Advice that excites investors & encourages risky financial behaviour could jeopardise long-term happiness

While the moral police and liberationists debate the ban on porn sites, another form of titillation flourishes un checked. Financial porn is money advice that excites investors and encourages them to indulge in risky behaviour for short-term gains. The smut is peddled as SMS tips, get-rich-quick schemes, secret mantras for doubling money and offers for sharing the wealth of deceased millionaires and deposed dictators. Investors hooked to this form of porn seek short-term pleasure that could jeopardise long-term happiness.

The most common form of financial porn is the buy-this-sell-that stock advice that encourages small investors to treat their equity investments as short-term gambits.“The most insidious aspect of such advice is that it rarely purports to offer short-term pleasure. It is often disguised as one for longterm gains, as this usually absolves the `advisor’ from any accountability ,“ says Mumbaibased certified financial planner Jayant Pai.

Figures are critical in the financial erotica industry . The bigger they are, the more alluring they can be. The internet is teeming with tipsters and operators masquerading as equity analysts. These “experts“ suggest obscure penny stocks and small-cap counters, seducing customers with voluptuous gains of 800-1,000% in the stock in the past five-six months. Tantalised investors are unable to see through the pump-and-dump game the operators are playing on them. They are only using them to offload their shares at high prices (see story above). Consumers of financial porn are espe cially susceptible to what behavioural econ omists call the confirmation bias. They tend to selectively pick information that confirm their beliefs. Even if an equity analyst i neutral on a stock, an investor who is bullish on the counter will pick out the positive por tion of his report and interpret it as buy call The problem gets worse because smal investors are unable to distinguish whethe the analysis is based on the stock’s technical or fundamentals. If a technical analyst say that a stock is looking bullish, his prediction is based on the recent price movement and trading pattern. “It should not be construed as his reading of the long-term prospects of the company because technical analysis does not take into account a stock’s fundamentals,“ says Nitin Vyakaranam, CEO of financial planning portal Arthayantra.com.

coins_on_chartA recent Google study shows that a growing number of customers is now researching financial products on the net before buying.But Vyakaranam says they are still not asking relevant questions. “Ulip buyers don’t ask why the plan is good for them or what they stand to gain. They just want to know which is the best Ulip in the market,“ he says.

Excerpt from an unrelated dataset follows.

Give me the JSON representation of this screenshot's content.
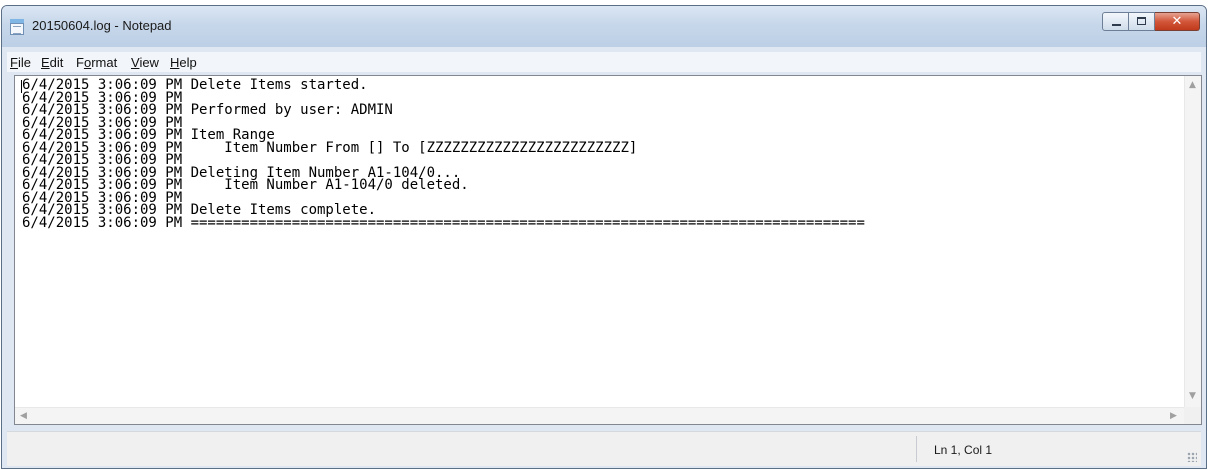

The craving for quick solutions and selective hearing make the customer easy target for mis-sellers. “During a conversation with the agent the investor catches what he wants to hear and is ready to buy without making the effort to understand the policy features,“ says a senior insurance official.

The lust for instant gratification make investors blind to risks. Before it closed down in 2010, Quantum Funds Online was offering 30% per month on the invested amount. A cursory research would have shown this was a fraud. Yet the scheme managed to fleece investors. SpeakAsia, which promised to pay big money for short surveys, raked in more than `2,000 crore from greed-stricken investors before authorities cracked down.

Source: TOI 17th Aug’2015